Perforce Software is one of the leading purveyors of Configuration Management tools. The importance of Configuration Management as the foundation of good governance is often overlooked; it deals with the management of everything (all “Configuration Items” or “CIs”) essential to delivering a service and the relationships between CIs and services and other CIs. If you thought that Perforce had been replaced by Git, then you are wrong – Git only does part of what Perforce can do and, in fact, Perforce is often used to manage Git repositories.
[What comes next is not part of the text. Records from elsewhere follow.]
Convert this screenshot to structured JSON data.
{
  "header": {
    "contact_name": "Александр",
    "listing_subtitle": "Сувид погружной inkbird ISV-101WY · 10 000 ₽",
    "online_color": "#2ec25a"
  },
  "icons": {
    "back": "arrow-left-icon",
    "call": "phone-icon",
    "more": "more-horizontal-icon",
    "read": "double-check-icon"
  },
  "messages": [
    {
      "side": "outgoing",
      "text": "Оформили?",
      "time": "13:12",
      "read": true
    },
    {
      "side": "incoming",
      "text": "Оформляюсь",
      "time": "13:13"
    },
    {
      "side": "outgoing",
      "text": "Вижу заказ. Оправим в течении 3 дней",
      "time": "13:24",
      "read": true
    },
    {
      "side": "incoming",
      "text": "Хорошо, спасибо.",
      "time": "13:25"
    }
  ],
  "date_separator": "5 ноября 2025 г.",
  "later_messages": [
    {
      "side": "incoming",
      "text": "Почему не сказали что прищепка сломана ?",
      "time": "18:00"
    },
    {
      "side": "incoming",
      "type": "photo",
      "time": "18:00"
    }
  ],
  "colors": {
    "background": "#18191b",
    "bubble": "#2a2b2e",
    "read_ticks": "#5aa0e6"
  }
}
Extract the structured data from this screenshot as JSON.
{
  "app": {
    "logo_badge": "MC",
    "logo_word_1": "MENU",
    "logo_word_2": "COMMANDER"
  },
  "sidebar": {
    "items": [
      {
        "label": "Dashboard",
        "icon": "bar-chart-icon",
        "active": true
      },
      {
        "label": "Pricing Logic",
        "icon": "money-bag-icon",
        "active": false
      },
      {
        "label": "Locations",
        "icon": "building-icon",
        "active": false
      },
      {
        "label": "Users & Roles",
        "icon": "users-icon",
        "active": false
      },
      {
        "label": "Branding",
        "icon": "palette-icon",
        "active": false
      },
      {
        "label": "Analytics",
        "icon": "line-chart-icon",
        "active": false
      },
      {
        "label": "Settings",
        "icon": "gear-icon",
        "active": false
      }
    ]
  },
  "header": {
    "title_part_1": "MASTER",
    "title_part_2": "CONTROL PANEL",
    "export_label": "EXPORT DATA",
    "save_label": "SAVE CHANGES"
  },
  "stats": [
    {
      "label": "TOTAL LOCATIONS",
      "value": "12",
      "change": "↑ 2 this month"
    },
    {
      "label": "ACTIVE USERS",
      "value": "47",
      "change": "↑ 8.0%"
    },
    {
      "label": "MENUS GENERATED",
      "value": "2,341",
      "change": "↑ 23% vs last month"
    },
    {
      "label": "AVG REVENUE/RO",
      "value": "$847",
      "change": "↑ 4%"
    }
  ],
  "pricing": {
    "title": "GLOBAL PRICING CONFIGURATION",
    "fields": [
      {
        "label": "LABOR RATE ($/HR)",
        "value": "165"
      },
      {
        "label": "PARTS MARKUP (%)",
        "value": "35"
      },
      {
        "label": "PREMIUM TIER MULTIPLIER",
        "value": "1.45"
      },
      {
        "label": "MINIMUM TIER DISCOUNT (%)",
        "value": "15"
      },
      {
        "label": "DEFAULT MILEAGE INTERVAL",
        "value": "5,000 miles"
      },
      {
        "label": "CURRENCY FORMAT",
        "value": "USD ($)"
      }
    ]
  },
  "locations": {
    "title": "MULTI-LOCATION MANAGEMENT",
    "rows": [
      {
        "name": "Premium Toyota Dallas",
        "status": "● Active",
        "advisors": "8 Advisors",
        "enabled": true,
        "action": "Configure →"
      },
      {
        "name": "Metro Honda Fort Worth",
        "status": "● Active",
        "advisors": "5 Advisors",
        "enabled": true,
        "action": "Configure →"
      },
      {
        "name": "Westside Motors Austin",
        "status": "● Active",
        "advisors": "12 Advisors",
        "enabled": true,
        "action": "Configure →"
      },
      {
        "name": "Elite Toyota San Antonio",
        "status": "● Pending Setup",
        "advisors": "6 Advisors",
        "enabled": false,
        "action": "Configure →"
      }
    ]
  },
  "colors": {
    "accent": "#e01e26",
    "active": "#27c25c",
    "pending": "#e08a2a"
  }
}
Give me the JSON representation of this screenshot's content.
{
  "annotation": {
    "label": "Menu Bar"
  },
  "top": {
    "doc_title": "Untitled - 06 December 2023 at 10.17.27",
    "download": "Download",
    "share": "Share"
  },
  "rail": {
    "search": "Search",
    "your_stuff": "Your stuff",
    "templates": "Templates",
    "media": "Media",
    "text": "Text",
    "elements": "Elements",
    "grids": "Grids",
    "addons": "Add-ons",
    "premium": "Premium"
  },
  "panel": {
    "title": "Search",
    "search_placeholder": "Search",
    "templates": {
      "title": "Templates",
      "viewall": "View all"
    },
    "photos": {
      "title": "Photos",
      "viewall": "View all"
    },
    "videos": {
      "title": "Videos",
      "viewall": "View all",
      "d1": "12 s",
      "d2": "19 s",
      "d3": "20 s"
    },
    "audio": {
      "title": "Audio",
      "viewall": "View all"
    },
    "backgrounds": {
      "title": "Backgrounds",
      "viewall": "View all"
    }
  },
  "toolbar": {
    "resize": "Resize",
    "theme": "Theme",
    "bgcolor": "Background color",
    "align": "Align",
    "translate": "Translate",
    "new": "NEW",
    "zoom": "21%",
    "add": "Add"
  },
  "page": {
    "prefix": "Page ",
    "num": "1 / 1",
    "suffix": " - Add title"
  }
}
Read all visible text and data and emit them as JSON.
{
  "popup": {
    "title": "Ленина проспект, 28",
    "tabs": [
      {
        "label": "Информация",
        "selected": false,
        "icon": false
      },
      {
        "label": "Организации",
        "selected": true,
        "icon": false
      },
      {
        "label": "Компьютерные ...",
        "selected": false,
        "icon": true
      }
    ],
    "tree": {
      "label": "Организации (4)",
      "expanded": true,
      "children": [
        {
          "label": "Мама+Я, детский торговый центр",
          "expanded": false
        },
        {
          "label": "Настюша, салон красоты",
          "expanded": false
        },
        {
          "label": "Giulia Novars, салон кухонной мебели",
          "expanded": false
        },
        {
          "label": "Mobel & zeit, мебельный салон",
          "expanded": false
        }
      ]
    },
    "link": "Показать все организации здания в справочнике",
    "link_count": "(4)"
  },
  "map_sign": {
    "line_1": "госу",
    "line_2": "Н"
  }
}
Now Perforce has been acquired by a “global growth equity investor”, Summit Partners. Janet Dryer (who retired as CEO of HelpSystems in 2014) becomes Perforce CEO and Christopher Seiwald (see his blog here), Perforce’s founder, remains (I believe) in an advisory capacity. Obviously, access to funds could turn this into a strong growth opportunity for Perforce (which has an excellent customer list including Salesforce, Electronic Arts, NVIDIA, Cisco, Samsung, VMware and more), although there is always a risk to company culture with acquisition.
As you’d expect, people I’ve talked to at Perforce seem cautiously optimistic, although it is far too early to say whether this will be a success or not (Dryer has only been in the job for a week and hasn’t met with UK Perforce, face-to-face, yet) and I notice that it isn’t mentioned in the February 2016 Perforce Newsletter (it wasn’t predicted, unsurprisingly, in the January 2016 predictions either). The general feeling seems to be that more investment and new senior management and board experience will be useful. Dryer’s track record of growth (both organically and via acquisitions) at HelpSystems suggests that she will be focusing on making the company more driven and results-oriented (no bad thing). There are a couple of public interviews with Dryer (here and here), where she is very positive about Summit Partners and talks about the value of culture and company loyalty (so she probably appreciates the Perforce culture), although she also appears to believe in setting a high bar for new employees and has no problem with firing employees who don’t do their bit. These characteristics are probably key to her previous success.
I like Perforce, in part because it sees Configuration Management as something that goes beyond IT and embraces business-level services. I’ll be following its new progress with interest – I do think that Perforce could have a higher profile with the business stakeholders in Configuration Management (many of whom probably don’t realise they are stakeholders yet).